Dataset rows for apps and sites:

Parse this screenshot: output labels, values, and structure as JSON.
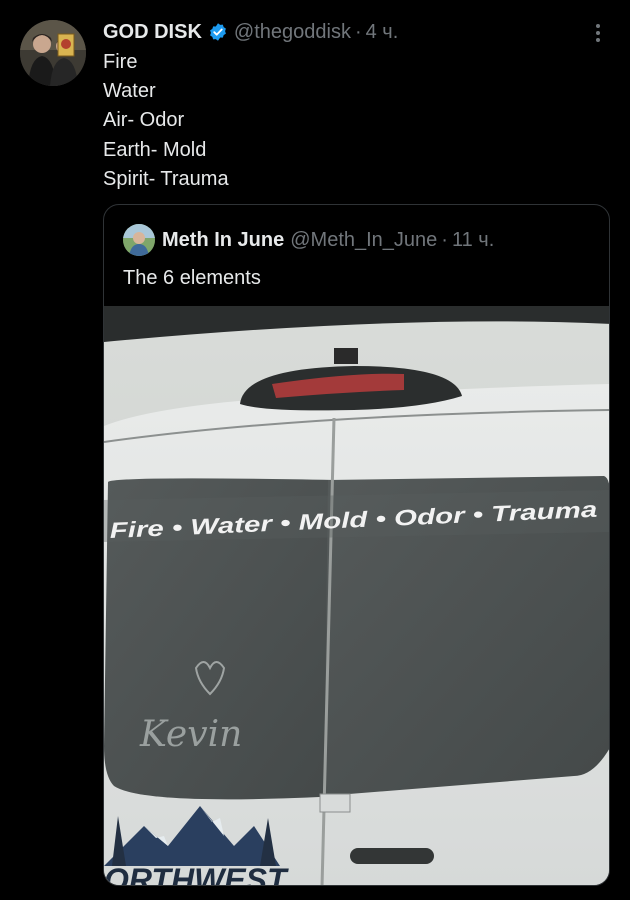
{
  "tweet": {
    "author_name": "GOD DISK",
    "handle": "@thegoddisk",
    "separator": "·",
    "time": "4 ч.",
    "lines": [
      "Fire",
      "Water",
      "Air- Odor",
      "Earth- Mold",
      "Spirit- Trauma"
    ]
  },
  "quoted": {
    "author_name": "Meth In June",
    "handle": "@Meth_In_June",
    "separator": "·",
    "time": "11 ч.",
    "text": "The 6 elements",
    "image": {
      "window_text": "Fire • Water • Mold • Odor • Trauma",
      "handwriting": "Kevin",
      "logo_text": "ORTHWEST"
    }
  },
  "icons": {
    "verified": "verified-badge-icon",
    "more": "more-options-icon"
  },
  "colors": {
    "background": "#000000",
    "text_primary": "#e7e9ea",
    "text_secondary": "#71767b",
    "verified_blue": "#1d9bf0",
    "border": "#2f3336"
  }
}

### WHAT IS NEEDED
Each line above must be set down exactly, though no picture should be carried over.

### SOLUTION TO THE PROBLEM
Parse this screenshot: output labels, values, and structure as JSON.
{
  "tweet": {
    "author_name": "GOD DISK",
    "handle": "@thegoddisk",
    "separator": "·",
    "time": "4 ч.",
    "lines": [
      "Fire",
      "Water",
      "Air- Odor",
      "Earth- Mold",
      "Spirit- Trauma"
    ]
  },
  "quoted": {
    "author_name": "Meth In June",
    "handle": "@Meth_In_June",
    "separator": "·",
    "time": "11 ч.",
    "text": "The 6 elements",
    "image": {
      "window_text": "Fire • Water • Mold • Odor • Trauma",
      "handwriting": "Kevin",
      "logo_text": "ORTHWEST"
    }
  },
  "icons": {
    "verified": "verified-badge-icon",
    "more": "more-options-icon"
  },
  "colors": {
    "background": "#000000",
    "text_primary": "#e7e9ea",
    "text_secondary": "#71767b",
    "verified_blue": "#1d9bf0",
    "border": "#2f3336"
  }
}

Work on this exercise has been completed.